Carnegie Mellon University

Katherine Milkman, "The When and Where of Discrimination: An Audit Study in Academia"

Thursday, October 11, 2012, Noon-1:15pm Porter Hall 223D
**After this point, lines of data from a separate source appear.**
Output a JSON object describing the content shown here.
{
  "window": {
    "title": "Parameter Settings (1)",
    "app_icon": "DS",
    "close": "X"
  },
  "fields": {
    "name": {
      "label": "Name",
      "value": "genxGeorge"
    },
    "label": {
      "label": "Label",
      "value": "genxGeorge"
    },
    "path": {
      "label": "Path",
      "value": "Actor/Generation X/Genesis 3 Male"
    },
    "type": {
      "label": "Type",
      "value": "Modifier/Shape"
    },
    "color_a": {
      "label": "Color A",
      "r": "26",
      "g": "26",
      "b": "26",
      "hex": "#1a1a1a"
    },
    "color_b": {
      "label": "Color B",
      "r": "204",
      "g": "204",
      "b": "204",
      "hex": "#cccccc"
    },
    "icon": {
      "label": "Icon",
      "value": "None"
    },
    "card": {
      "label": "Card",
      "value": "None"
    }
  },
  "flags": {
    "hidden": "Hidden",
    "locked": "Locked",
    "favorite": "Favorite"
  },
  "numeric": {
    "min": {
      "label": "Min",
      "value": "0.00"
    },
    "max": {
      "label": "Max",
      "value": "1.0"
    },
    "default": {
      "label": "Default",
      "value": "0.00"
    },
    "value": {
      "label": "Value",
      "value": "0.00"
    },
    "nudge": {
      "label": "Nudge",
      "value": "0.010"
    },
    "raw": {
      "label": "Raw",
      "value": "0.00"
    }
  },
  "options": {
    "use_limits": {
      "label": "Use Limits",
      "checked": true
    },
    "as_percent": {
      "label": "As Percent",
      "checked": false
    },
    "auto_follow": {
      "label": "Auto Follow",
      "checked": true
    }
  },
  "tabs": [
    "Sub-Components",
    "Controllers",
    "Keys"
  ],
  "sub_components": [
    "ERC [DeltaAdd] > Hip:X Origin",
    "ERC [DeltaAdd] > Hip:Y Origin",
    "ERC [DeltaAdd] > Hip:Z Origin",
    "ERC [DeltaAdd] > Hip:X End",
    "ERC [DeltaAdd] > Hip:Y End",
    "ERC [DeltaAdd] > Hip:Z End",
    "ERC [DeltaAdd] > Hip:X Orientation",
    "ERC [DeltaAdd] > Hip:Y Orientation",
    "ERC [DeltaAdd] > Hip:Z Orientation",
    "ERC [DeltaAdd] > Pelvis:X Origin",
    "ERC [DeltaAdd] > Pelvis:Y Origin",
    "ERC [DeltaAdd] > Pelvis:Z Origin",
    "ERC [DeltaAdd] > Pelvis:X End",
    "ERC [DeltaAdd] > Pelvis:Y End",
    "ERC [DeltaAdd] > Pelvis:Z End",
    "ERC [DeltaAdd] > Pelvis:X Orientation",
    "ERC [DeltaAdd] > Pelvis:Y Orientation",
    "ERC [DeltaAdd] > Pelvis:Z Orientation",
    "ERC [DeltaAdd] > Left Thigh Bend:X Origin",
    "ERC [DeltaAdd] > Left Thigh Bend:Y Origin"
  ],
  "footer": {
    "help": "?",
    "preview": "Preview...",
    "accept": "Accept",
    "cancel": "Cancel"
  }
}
We report on the results of an audit experiment set in academia including a sample of 6,548 professors at top U.S. universities drawn from 89 disciplines and 258 institutions. We find that decisions about distant-future events are more likely to generate discrimination against women and minorities (relative to Caucasian males) than are decisions about near-future events. In our study, faculty members received e-mails from fictional prospective doctoral students seeking to schedule a meeting either that day or in 1 week; students' names signaled their race (Caucasian, African American, Hispanic, Indian, or Chinese) and gender. When the requests were to meet in 1 week, Caucasian males were granted access to faculty members 26% more often than were women and minorities; also, compared with women and minorities, Caucasian males received more and faster responses. However, these patterns were essentially eliminated when prospective students requested a meeting that same day. Our identification of a "temporal discrimination effect" is consistent with the predictions of construal-level theory and implies that subtle contextual shifts can alter patterns of race- and gender-based discrimination. In addition to exploring when discrimination occurs, we also examine where in academia discrimination is most pronounced. We find that discrimination varies meaningfully by discipline and is more extreme in higher paying disciplines and at private (higher paying) institutions. These findings raise important questions for future research about how and why pay and institutional characteristics may relate to the manifestation of bias. They also suggest that past audit studies may have underestimated the prevalence of discrimination in the United States. Finally, our documentation of heterogeneity in discrimination suggests where targeted efforts to reduce discrimination in academia are most needed and highlights that similar research may help identify areas in other industries where efforts to reduce bias should focus.